Smoking is the leading cause of preventable cancer deaths in the United States. Nicotine replacement therapies (NRT) have been developed to aid in smoking cessation, which decreases lung cancer incidence. However, the safety of NRT is controversial because numerous preclinical studies have shown that nicotine enhances tumor cell growth in vitro and in vivo. We modeled NRT in mice to determine the effects of physiologic levels of nicotine on lung tumor formation, tumor growth, or metastasis. Nicotine administered in drinking water did not enhance lung tumorigenesis after treatment with the tobacco carcinogen, 4- (methylnitrosamino)-1-(3-pyridyl)-1-butanone (NNK). Tumors that develop in this model have mutations in K-ras, which is commonly observed in smoking-related, human lung adenocarcinomas. In a transgenic model of mutant K-ras-driven lung cancer, nicotine did not increase tumor number or size and did not affect overall survival. Likewise, in a syngeneic model using lung cancer cell lines derived from NNK-treated mice, oral nicotine did not enhance tumor growth or metastasis. These data show that nicotine does not enhance lung tumorigenesis when given to achieve levels comparable with those of NRT, suggesting that nicotine has a dose threshold, below which it has no appreciable effect.

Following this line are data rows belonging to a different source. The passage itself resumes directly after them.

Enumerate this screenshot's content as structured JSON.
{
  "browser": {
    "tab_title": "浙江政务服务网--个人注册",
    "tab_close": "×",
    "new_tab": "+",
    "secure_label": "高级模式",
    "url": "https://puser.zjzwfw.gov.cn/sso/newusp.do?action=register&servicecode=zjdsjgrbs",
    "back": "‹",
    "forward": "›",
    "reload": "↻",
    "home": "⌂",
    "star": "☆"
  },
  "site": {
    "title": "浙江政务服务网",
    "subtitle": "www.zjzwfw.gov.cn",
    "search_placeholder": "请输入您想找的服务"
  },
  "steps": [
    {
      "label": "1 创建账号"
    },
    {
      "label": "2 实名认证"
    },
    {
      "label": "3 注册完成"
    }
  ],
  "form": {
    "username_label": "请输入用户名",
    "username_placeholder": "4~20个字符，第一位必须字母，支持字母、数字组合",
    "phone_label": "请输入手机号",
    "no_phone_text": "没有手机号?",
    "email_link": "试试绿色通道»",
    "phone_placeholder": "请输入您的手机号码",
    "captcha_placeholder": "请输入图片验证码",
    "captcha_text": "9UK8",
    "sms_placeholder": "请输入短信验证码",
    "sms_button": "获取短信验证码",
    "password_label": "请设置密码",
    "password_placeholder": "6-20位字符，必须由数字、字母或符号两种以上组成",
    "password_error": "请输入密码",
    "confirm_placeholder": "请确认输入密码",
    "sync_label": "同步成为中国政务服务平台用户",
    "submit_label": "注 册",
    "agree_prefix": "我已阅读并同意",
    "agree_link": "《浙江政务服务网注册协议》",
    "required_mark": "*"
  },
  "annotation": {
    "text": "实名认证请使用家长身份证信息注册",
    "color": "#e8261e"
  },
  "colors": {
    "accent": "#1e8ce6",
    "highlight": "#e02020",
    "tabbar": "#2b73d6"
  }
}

These studies are consistent with epidemiologic data showing that NRT does not enhance lung cancer risk in former smokers.
ASJC Scopus subject areas
- Cancer Research